Whenever you go to the doctor to receive treatment for an injury, illness, or other condition, you have a right to expect a certain standard of care from the medical professionals caring for you. Fortunately, most doctors, nurses, and technicians meet this standard without any issue. However, medical practitioners who violate their Hippocratic Oath can cause significant harm to patients.
If you suffered preventable harm due to a healthcare provider’s careless behavior while treating you, you should consider retaining one of our personal injury attorneys at Whetstone Perkins & Fulda. Personal injury claims involving medical negligence are uniquely complicated, so it would be in your best interest to work with a Marion medical malpractice lawyer from our firm.
Special Filing Requirements for Medical Malpractice Claims in Marion
In most cases, before you can file a medical malpractice lawsuit, you must first submit a Notice of Intent to File Suit to both the providers you want to sue and the court in which you will file your complaint. As per South Carolina Code of Laws §15-79-125, this notice must specify every defendant you intend to name, briefly describe your grounds for litigation, and include many other disclosures and interrogatories.
Expert Witness Affidavit
Pursuant to S.C. Code §15-36-100, the initial complaint for a malpractice claim must include an affidavit prepared by or with direct input from at least one expert witness. This witness should have similar or identical qualifications and experience in the same field of medicine as the defendant(s).
Through this affidavit, the expert witness must affirm that they believe the actions or inaction of the defendant(s) constituted a breach of the standard of care applicable under the circumstances and caused you harm.
What is the Deadline for Filing a Medical Negligence Case?
S.C. Code §15-3-545 states that plaintiffs have three years from the date they discovered their injuries to file a claim for medical negligence. However, many medical providers are affiliated with governmental entities and in those cases the deadline to file a medical malpractice action is only two years. It may be difficult for a patient to determine whether a particular practitioner is private or governmental.
Another specific statute applies if you discovered a foreign object negligently left inside your body. That type of claim must be filed within two years from the date of the discovery.

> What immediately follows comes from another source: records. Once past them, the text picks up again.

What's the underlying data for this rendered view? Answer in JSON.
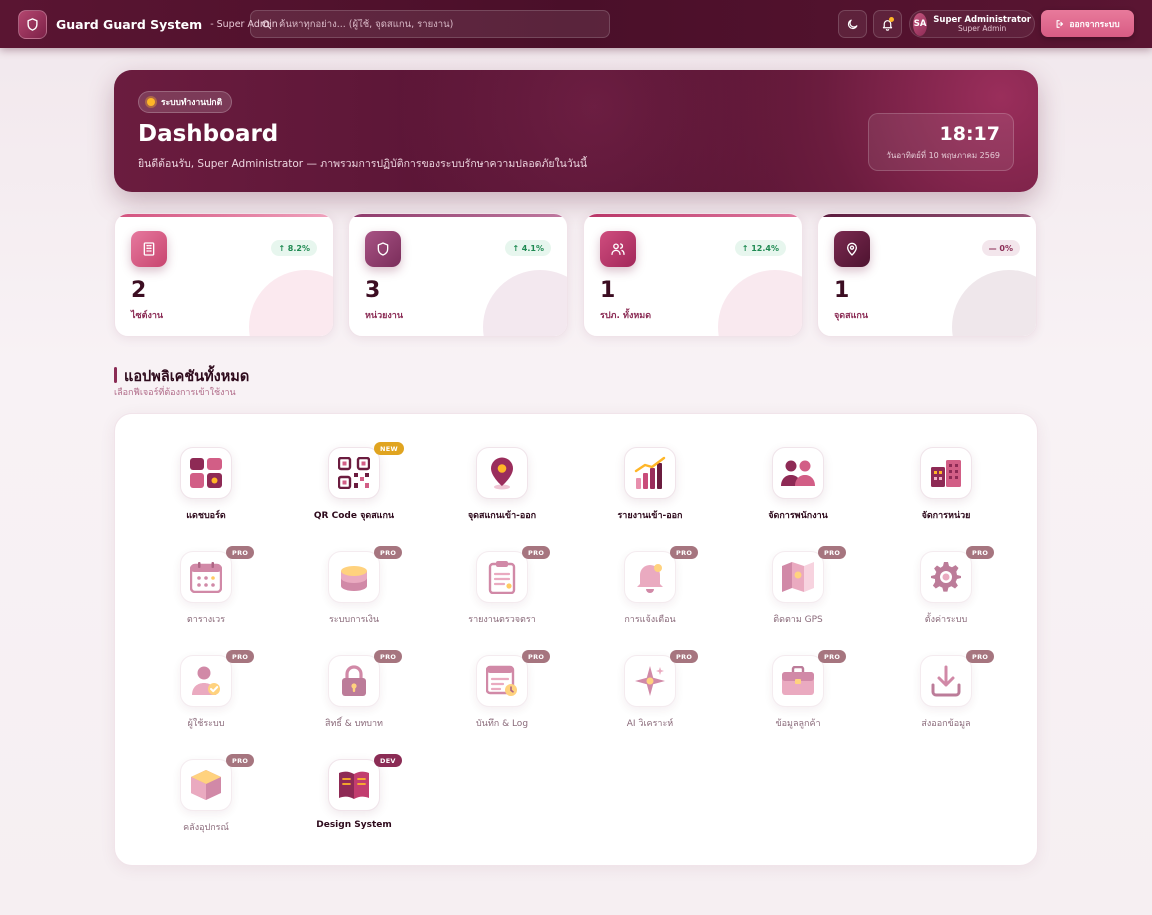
{
  "topbar": {
    "brand_name": "Guard Guard System",
    "brand_role": "- Super Admin",
    "search_placeholder": "ค้นหาทุกอย่าง... (ผู้ใช้, จุดสแกน, รายงาน)",
    "user_initials": "SA",
    "user_name": "Super Administrator",
    "user_role": "Super Admin",
    "logout_label": "ออกจากระบบ",
    "icons": [
      "shield-icon",
      "search-icon",
      "moon-icon",
      "bell-icon",
      "logout-icon"
    ]
  },
  "hero": {
    "status": "ระบบทำงานปกติ",
    "title": "Dashboard",
    "subtitle": "ยินดีต้อนรับ, Super Administrator — ภาพรวมการปฏิบัติการของระบบรักษาความปลอดภัยในวันนี้",
    "time": "18:17",
    "date": "วันอาทิตย์ที่ 10 พฤษภาคม 2569"
  },
  "stats": [
    {
      "value": "2",
      "label": "ไซต์งาน",
      "trend": "↑ 8.2%",
      "icon": "building-icon",
      "color": "#d2527e"
    },
    {
      "value": "3",
      "label": "หน่วยงาน",
      "trend": "↑ 4.1%",
      "icon": "shield-icon",
      "color": "#8e3a6b"
    },
    {
      "value": "1",
      "label": "รปภ. ทั้งหมด",
      "trend": "↑ 12.4%",
      "icon": "users-icon",
      "color": "#b83466"
    },
    {
      "value": "1",
      "label": "จุดสแกน",
      "trend": "— 0%",
      "icon": "map-pin-icon",
      "color": "#5a1a3c"
    }
  ],
  "section": {
    "title": "แอปพลิเคชันทั้งหมด",
    "subtitle": "เลือกฟีเจอร์ที่ต้องการเข้าใช้งาน"
  },
  "apps": [
    {
      "label": "แดชบอร์ด",
      "badge": "",
      "icon": "dashboard-icon"
    },
    {
      "label": "QR Code จุดสแกน",
      "badge": "NEW",
      "icon": "qr-code-icon"
    },
    {
      "label": "จุดสแกนเข้า-ออก",
      "badge": "",
      "icon": "location-pin-icon"
    },
    {
      "label": "รายงานเข้า-ออก",
      "badge": "",
      "icon": "bar-chart-icon"
    },
    {
      "label": "จัดการพนักงาน",
      "badge": "",
      "icon": "team-icon"
    },
    {
      "label": "จัดการหน่วย",
      "badge": "",
      "icon": "buildings-icon"
    },
    {
      "label": "ตารางเวร",
      "badge": "PRO",
      "icon": "calendar-icon"
    },
    {
      "label": "ระบบการเงิน",
      "badge": "PRO",
      "icon": "coins-icon"
    },
    {
      "label": "รายงานตรวจตรา",
      "badge": "PRO",
      "icon": "clipboard-icon"
    },
    {
      "label": "การแจ้งเตือน",
      "badge": "PRO",
      "icon": "bell-icon"
    },
    {
      "label": "ติดตาม GPS",
      "badge": "PRO",
      "icon": "map-icon"
    },
    {
      "label": "ตั้งค่าระบบ",
      "badge": "PRO",
      "icon": "gear-icon"
    },
    {
      "label": "ผู้ใช้ระบบ",
      "badge": "PRO",
      "icon": "user-check-icon"
    },
    {
      "label": "สิทธิ์ & บทบาท",
      "badge": "PRO",
      "icon": "lock-icon"
    },
    {
      "label": "บันทึก & Log",
      "badge": "PRO",
      "icon": "log-icon"
    },
    {
      "label": "AI วิเคราะห์",
      "badge": "PRO",
      "icon": "sparkle-icon"
    },
    {
      "label": "ข้อมูลลูกค้า",
      "badge": "PRO",
      "icon": "briefcase-icon"
    },
    {
      "label": "ส่งออกข้อมูล",
      "badge": "PRO",
      "icon": "download-icon"
    },
    {
      "label": "คลังอุปกรณ์",
      "badge": "PRO",
      "icon": "box-icon"
    },
    {
      "label": "Design System",
      "badge": "DEV",
      "icon": "book-icon"
    }
  ]
}
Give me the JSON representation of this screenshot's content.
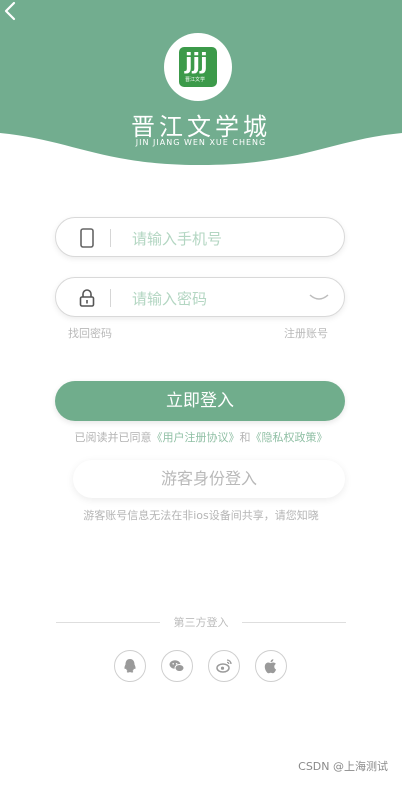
{
  "header": {
    "brand_cn": "晋江文学城",
    "brand_en": "JIN JIANG WEN XUE CHENG",
    "logo_mark": "jjj",
    "logo_small": "晋江文学",
    "bg_color": "#72ad8f"
  },
  "form": {
    "phone_placeholder": "请输入手机号",
    "password_placeholder": "请输入密码",
    "forgot_password": "找回密码",
    "register": "注册账号"
  },
  "login_button": "立即登入",
  "agreement": {
    "prefix": "已阅读并已同意",
    "user_agreement": "《用户注册协议》",
    "and": "和",
    "privacy_policy": "《隐私权政策》"
  },
  "guest_button": "游客身份登入",
  "guest_note": "游客账号信息无法在非ios设备间共享，请您知晓",
  "third_party": {
    "label": "第三方登入",
    "icons": [
      "qq-icon",
      "wechat-icon",
      "weibo-icon",
      "apple-icon"
    ]
  },
  "watermark": "CSDN @上海测试"
}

Regardless of when you discovered your injury, you will have no more than six years from the date the negligent act occurred to file your case. A Marion lawyer familiar with medical malpractice cases could go over these laws with you in more detail to ensure that a claim is made timely.
Caps on Damages in Medical Negligence Claims
In a medical negligence claim, you may recover compensation for all your objective economic losses, such as medical expenses and lost work income. However, state law restricts how much compensation you may recover for non-economic losses, such as physical pain, lost enjoyment of life, and lost personal opportunities.
Pursuant to S.C. Code §15-32-220, there are caps, or limits, that you can recover for non-economic losses from a single defendant and from all defendants combined. These caps on non-economic damages change every year. In addition, if the defendant is an employee of a governmental or charitable entity, there may be other caps on damages that apply. The application of caps on damages to cases can be very complicated. A Marion lawyer experienced in medical malpractice cases could provide more clarification about how these damage caps work, whether there are factors that might render the caps inapplicable in your case and how much compensation you could recover in your medical negligence case.
A Marion Medical Malpractice Attorney Could Help
Civil claims alleging medical malpractice involve complex medical and legal concepts that can be very difficult for the average person to understand. Additionally, there are many procedural steps for personal injury cases involving medical negligence.
Fortunately, our Marion medical malpractice lawyers could help you navigate the legal process. Call us today to discuss your options.